And don't get me wrong...I'm not saying pharmacy students should receive the same pay as medical or dentistry students, but pharmacists make well above what most professions do. I'd put it on a level similar to law, which, coincidentally enough, has its own payscale.
Not ripped off, but pharmacy students have a lot of options. There are hefty offers and signing bonuses from drug chains, they have student lines of credit that are beyond what the average arts or science student can get. And don't forget a licensed pharmacist will make close to or over 100k. It's not an average degree program, and should be compensated in a similar fashion to how law, medicine, and dentistry are. I'm not saying the same as medical students, but if you don't offer at least close to what they can make civie side...well, get used to pharmacist shortages.

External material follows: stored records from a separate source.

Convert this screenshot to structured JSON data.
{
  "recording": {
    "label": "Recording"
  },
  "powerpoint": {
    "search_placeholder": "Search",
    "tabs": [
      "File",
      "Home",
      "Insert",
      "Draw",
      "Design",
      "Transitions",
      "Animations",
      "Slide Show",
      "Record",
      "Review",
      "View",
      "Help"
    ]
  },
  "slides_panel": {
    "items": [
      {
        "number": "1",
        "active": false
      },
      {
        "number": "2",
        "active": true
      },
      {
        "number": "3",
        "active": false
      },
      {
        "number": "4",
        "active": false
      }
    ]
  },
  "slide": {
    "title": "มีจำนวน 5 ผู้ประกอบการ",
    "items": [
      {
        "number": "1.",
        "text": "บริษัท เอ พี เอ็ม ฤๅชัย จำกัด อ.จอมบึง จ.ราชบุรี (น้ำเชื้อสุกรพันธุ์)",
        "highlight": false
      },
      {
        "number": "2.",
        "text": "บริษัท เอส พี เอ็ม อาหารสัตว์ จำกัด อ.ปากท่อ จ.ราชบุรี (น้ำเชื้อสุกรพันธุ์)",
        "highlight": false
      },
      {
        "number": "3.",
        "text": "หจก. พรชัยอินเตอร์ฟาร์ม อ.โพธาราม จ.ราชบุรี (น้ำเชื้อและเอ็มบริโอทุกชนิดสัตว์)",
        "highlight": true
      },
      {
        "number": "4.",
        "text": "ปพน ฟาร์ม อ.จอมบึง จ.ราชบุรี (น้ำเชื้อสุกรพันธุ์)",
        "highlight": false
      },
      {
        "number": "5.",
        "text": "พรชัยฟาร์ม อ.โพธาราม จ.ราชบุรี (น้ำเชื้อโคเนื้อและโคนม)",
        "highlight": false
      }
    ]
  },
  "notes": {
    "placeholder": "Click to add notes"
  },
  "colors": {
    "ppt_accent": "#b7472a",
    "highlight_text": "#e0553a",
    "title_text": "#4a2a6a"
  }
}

You are absolutely mistaken on what pharmacists make. Barely above minimum wage? Perhaps you are thinking of pharmacy technicians....although even they make between 20-30 dollars an hour. I don't know any pharmacists that HAVE to work late night shifts. I would guess they either prefer it, don't mind it, or make more because of it. I do know of pharmacies that close early because the pharmacist(s) won't work late nights.
Let me just reiterate my argument again to be clear. I am not saying pharmacists should make as much as medical or dental officers. Legal officers don't make as much either, yet they still have a separate payscale...

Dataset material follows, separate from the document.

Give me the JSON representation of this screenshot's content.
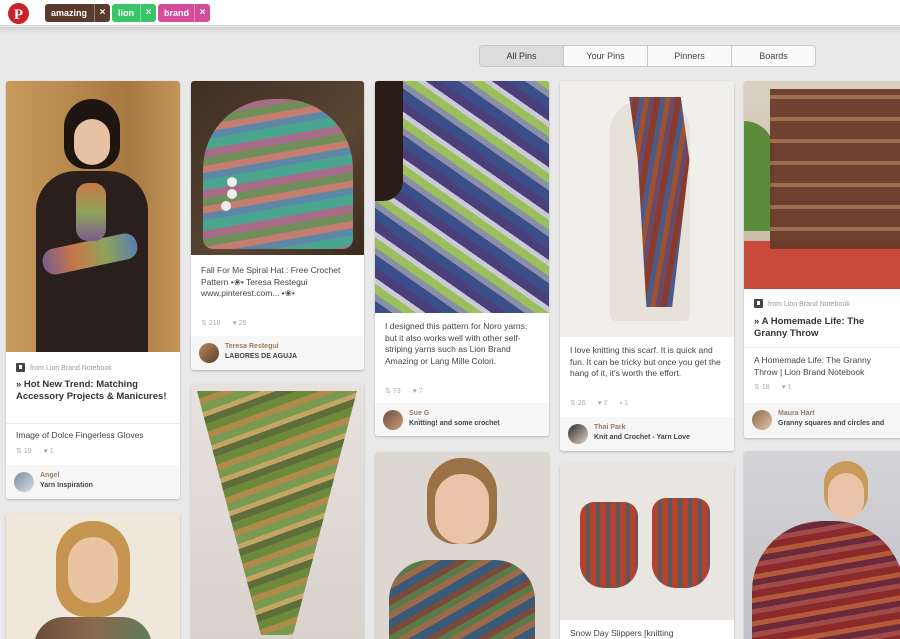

You cannot enter a pharmacy program right out of high school (unless you apply and are accepted to a 6 year program). It is like law, medicine and dentistry in the fact that you must complete a number of years of university coursework, as well as certain science prereqs to apply. Further, a pharmacy grad stands to earn MUCH more than your average grad. There is a current and chronic shortage of pharmacists in the CF according to what I've heard.
From all of that, it makes sense to me to offer pharmacists an educational and professional compensation package that is more in line with what they would make civie side. I know there are people who will disagree, and that's fine. To those people I would ask, though...why is it the CF has trouble attracting and retaining pharmacists?